Bangladesh has set a goal of generating 40 per cent of electricity from renewable sources in the next 20 years, but a roadmap on how to reach that lofty target is absent.
The government has adopted a mega plan on power: to boost electricity production to 60,000 MW by 2041 with renewable energy’s share rising to 24,000 MW, which now stands at 700 MW.
Energy experts and stakeholders in the green energy sector believe a comprehensive and inclusive roadmap is necessary to reach the target of 24,000 MW of electricity from renewable sources in the next 20 years.

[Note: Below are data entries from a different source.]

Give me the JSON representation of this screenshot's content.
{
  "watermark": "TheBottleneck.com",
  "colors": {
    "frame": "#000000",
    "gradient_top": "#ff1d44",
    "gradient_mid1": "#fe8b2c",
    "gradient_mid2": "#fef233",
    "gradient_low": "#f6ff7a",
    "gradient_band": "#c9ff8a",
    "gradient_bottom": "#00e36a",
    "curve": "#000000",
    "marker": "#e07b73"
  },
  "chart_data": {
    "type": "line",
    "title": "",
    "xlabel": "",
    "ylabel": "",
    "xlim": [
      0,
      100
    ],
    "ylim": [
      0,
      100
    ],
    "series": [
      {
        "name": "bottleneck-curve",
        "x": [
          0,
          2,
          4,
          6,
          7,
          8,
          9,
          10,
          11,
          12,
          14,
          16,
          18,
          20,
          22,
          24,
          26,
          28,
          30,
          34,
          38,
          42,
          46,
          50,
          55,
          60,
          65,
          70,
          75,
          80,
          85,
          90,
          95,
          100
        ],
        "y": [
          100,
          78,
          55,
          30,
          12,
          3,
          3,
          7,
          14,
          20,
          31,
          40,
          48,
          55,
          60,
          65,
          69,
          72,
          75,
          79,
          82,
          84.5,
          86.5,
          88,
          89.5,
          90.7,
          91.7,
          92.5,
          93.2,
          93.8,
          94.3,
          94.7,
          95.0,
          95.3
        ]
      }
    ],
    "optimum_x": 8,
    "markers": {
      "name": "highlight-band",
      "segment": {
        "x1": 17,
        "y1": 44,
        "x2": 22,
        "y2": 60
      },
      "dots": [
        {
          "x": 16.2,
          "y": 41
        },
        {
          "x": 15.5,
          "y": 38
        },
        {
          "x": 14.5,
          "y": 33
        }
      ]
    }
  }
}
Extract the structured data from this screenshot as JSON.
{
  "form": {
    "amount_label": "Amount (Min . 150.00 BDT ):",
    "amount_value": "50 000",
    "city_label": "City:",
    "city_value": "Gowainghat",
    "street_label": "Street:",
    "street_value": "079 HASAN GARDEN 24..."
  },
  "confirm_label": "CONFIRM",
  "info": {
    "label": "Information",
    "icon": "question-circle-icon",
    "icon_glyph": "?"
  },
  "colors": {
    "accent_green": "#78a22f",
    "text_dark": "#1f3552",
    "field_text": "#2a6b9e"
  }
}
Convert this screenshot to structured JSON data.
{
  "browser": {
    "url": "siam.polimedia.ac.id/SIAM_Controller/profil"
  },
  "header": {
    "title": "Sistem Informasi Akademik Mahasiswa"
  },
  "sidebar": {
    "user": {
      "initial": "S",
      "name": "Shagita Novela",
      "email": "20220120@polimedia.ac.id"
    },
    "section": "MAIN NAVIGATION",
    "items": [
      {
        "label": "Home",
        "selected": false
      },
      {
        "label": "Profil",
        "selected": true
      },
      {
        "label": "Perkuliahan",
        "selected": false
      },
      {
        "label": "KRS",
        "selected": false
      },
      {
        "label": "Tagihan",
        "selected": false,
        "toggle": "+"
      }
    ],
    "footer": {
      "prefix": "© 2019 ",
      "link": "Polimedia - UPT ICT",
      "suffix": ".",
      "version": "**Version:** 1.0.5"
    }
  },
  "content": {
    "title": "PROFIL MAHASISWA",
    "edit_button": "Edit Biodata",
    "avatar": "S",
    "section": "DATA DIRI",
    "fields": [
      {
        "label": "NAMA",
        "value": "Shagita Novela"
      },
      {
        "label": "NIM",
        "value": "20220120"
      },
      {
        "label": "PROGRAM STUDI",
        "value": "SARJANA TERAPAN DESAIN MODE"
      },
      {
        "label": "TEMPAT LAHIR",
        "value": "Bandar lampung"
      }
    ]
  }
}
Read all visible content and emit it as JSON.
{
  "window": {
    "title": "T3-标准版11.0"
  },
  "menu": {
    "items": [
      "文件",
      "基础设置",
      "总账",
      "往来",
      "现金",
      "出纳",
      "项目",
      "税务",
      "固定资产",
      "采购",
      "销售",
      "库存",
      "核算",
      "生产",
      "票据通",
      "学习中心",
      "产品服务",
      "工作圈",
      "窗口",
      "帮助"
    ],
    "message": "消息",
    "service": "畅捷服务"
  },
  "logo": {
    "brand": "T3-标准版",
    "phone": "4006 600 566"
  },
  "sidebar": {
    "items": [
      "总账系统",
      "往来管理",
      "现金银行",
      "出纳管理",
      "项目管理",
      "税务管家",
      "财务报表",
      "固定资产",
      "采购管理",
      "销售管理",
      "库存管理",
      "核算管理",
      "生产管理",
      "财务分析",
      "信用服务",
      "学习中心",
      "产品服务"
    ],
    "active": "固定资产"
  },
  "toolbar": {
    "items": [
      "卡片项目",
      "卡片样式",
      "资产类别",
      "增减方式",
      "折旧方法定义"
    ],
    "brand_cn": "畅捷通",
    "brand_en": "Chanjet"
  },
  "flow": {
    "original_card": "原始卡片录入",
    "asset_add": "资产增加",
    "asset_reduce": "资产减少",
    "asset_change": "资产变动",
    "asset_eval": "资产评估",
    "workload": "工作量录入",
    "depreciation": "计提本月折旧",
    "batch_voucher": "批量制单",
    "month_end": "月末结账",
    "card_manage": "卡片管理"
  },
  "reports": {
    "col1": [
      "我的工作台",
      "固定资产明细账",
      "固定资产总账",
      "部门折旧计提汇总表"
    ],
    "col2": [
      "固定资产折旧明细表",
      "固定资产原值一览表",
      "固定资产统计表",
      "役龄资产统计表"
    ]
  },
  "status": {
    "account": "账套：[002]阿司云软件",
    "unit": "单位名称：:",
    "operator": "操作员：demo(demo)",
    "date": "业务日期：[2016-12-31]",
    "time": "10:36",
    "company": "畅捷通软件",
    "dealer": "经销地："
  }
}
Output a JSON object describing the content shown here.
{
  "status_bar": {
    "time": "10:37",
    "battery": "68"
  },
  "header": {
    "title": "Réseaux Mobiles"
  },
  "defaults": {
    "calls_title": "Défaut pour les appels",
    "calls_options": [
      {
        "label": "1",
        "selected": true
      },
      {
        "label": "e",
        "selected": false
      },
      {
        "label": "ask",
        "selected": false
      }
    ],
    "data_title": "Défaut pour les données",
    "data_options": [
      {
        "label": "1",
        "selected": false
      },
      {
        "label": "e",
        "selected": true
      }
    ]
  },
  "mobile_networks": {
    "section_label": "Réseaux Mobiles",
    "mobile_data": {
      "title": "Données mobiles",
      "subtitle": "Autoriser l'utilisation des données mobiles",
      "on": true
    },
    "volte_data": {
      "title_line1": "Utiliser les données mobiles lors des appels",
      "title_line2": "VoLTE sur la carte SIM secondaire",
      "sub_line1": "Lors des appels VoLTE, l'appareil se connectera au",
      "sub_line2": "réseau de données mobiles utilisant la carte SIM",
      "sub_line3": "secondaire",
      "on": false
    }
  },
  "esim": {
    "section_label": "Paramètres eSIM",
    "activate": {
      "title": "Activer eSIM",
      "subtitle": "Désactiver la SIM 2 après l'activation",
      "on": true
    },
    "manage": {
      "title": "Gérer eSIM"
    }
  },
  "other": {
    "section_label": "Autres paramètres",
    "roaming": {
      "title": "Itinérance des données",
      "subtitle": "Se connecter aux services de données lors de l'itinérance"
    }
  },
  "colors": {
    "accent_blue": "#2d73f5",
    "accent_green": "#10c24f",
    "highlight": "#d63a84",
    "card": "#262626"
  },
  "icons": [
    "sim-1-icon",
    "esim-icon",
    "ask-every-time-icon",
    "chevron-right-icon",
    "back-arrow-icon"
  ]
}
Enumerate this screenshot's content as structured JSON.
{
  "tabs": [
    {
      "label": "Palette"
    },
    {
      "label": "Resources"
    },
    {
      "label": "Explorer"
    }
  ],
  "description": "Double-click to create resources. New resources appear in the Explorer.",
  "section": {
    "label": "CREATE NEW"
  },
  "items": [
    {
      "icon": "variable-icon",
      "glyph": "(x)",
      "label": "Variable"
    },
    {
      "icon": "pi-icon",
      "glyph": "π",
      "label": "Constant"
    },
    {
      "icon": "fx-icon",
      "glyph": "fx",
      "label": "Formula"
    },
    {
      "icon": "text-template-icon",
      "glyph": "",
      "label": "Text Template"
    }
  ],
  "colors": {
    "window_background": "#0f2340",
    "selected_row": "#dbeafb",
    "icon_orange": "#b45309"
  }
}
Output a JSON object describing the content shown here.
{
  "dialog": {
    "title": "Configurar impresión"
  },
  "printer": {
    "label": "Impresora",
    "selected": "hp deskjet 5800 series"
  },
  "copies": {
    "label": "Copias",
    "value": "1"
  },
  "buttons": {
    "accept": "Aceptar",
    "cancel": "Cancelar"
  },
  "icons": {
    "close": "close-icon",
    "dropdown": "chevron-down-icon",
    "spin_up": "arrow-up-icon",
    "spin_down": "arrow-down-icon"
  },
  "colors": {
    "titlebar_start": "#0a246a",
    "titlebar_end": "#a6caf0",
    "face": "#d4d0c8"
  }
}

State Minister for Power, Energy and Mineral Resources Nasrul Hamid unveiled the government’s latest vision on renewable energy during a Bangladesh-UK Climate Partnership Roundtable on June 2 in the city.
President of COP26 Alok Sharma, Foreign Minister AK Abdul Momen, and Environment, Forest and Climate Change Minister Shahabuddin Uddin were present at the function.
Earlier, Bangladesh had set a plan to generate 10 per cent of electricity from renewable sources by 2020. But it could raise it nearly 3 per cent only.
Data available from the Sustainable and Renewable Energy Development Authority (Sreda) shows the country now generates 730 MW from renewable sources, including solar, wind and hydro.
About the new target, Nasrul said he is confident of achieving the goal as the government is determined to do this as part of its commitment to the Climate Vulnerable Forum (CVF) where Bangladesh is the chair.
“We’ve already awarded a good number of contracts in public and private sectors for renewable energy plants which will cover 15 per cent while the country is trying to import hydro electricity from Nepal and Bhutan,” he said.
“A deal is ready to be signed with Nepal for importing 700 MW hydro power from Nepal while negotiations are on with Bhutan to import hydro power from the Himalayan nation,” he claimed, adding that if such moves become successful it would hugely boost the country’s renewable energy generation.
Nasrul thinks the technologies on green energy are changing so fast that no long-term plan should be followed.
“Instead, the country should work out a short-term plan for two or five years as a dynamic one to adopt new technologies,” he told UNB.
Nasrul said the new target will be aligned with the next Power System Master Plan (PSMP).